(Website and app data records)
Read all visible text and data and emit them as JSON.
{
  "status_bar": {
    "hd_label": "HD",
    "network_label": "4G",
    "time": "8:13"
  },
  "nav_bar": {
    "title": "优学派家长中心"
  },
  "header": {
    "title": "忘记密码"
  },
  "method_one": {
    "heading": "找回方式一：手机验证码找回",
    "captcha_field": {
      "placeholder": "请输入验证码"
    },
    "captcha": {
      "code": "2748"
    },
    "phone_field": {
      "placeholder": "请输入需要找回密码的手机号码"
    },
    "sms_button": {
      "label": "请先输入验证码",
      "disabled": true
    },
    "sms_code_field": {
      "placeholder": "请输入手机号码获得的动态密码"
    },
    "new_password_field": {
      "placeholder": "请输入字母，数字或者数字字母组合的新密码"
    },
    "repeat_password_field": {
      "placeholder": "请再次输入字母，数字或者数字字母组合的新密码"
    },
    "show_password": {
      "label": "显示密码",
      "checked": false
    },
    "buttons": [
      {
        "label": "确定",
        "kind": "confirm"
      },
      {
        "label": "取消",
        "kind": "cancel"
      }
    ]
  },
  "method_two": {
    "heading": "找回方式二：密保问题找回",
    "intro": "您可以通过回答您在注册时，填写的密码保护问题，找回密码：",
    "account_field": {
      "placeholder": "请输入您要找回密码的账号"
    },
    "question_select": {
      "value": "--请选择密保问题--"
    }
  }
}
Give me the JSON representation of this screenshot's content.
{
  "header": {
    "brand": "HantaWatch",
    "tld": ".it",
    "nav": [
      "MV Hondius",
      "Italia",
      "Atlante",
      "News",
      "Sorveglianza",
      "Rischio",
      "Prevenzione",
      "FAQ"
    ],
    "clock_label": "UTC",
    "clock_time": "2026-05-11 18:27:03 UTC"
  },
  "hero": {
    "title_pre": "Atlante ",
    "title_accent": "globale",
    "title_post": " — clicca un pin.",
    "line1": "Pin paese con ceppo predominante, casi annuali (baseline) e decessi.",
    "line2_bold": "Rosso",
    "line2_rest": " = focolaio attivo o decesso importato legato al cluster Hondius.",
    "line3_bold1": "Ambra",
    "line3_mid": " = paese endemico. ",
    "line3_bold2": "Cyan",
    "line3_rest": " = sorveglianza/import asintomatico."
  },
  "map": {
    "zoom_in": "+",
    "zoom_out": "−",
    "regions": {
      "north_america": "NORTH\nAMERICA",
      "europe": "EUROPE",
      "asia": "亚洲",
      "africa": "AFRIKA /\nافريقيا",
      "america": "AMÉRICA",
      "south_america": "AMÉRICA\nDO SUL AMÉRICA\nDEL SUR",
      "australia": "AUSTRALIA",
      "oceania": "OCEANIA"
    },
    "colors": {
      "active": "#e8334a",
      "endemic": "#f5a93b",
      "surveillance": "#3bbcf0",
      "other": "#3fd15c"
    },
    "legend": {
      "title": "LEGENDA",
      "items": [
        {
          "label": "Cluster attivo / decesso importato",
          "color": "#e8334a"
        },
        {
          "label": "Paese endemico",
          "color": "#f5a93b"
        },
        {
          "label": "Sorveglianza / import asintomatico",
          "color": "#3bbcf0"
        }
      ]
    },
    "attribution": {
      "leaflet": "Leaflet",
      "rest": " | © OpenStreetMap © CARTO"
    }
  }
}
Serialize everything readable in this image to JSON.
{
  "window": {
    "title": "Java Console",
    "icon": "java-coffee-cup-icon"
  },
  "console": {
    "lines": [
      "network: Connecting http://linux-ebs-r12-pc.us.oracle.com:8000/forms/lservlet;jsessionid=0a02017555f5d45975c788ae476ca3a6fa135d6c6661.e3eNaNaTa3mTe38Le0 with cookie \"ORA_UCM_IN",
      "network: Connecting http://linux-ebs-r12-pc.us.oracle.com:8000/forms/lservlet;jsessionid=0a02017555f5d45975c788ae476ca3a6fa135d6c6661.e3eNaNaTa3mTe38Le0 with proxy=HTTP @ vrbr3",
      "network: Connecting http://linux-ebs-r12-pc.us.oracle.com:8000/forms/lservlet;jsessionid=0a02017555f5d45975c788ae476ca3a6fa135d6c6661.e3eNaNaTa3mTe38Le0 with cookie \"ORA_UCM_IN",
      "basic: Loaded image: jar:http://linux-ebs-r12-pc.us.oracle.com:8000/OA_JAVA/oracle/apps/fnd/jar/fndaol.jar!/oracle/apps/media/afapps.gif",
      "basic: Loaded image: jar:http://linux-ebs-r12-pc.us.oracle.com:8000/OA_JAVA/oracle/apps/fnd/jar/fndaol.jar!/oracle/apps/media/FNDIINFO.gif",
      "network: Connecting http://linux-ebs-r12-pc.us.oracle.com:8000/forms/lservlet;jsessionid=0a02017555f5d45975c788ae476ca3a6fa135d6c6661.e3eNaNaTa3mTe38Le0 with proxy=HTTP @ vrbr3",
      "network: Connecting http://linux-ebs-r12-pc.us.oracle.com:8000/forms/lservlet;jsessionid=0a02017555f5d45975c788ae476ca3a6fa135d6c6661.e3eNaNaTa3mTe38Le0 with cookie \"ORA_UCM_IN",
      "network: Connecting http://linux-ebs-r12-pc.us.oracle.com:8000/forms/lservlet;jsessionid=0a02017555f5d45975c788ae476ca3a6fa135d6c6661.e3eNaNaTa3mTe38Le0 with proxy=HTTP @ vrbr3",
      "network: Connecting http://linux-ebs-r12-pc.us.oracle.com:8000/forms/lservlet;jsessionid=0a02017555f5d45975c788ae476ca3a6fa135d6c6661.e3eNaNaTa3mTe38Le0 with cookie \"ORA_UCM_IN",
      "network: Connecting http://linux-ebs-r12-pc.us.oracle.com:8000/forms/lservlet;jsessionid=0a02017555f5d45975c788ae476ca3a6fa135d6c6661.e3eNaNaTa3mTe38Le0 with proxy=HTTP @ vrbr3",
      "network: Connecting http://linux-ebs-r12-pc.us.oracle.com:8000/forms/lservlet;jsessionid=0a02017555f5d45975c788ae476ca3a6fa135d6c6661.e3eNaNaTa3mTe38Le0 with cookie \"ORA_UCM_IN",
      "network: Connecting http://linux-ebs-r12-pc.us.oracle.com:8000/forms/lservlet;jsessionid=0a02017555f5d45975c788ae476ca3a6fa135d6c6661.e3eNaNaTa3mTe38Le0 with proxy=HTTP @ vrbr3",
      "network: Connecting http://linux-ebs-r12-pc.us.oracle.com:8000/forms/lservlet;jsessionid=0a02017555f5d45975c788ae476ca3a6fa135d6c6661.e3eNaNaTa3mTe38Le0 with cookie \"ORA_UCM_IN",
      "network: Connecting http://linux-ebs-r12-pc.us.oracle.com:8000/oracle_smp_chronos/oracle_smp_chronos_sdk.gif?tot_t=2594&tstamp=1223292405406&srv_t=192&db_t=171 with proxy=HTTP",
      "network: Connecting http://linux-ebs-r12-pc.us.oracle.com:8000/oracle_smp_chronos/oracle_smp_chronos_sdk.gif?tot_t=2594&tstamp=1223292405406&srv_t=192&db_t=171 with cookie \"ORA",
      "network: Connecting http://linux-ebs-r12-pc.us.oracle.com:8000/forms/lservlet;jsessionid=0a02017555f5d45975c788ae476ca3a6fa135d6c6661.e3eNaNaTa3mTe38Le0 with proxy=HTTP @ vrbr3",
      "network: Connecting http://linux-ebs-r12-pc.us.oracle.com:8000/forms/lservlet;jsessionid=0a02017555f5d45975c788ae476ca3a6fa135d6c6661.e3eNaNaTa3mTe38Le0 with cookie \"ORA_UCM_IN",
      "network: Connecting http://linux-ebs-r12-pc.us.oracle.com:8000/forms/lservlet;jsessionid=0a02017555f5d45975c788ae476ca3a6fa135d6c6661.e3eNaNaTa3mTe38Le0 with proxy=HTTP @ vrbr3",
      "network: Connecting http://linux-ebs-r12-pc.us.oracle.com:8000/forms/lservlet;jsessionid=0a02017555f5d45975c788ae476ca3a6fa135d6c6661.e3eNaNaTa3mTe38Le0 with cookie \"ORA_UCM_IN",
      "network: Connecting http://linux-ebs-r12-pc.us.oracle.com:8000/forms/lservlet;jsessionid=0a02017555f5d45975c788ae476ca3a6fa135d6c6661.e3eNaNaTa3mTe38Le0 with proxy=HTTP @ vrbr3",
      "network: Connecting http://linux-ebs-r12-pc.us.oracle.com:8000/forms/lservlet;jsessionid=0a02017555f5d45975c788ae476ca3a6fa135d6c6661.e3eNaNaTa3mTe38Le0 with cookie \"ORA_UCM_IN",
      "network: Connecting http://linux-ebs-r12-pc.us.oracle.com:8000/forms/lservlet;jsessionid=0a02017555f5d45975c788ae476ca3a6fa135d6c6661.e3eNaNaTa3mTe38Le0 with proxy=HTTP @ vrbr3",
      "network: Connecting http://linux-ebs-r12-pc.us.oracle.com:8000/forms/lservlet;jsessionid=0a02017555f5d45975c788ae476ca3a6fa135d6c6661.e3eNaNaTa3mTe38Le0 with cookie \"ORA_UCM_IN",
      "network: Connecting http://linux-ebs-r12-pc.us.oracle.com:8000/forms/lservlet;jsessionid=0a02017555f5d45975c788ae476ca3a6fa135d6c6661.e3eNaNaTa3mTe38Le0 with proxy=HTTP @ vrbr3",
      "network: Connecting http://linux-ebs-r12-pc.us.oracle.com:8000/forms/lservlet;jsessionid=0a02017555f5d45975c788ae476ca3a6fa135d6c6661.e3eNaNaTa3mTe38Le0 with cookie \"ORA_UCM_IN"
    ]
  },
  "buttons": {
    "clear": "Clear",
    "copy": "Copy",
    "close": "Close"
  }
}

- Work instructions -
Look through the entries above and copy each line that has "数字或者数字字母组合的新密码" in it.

- Response to the exercise -
      "placeholder": "请输入字母，数字或者数字字母组合的新密码"
      "placeholder": "请再次输入字母，数字或者数字字母组合的新密码"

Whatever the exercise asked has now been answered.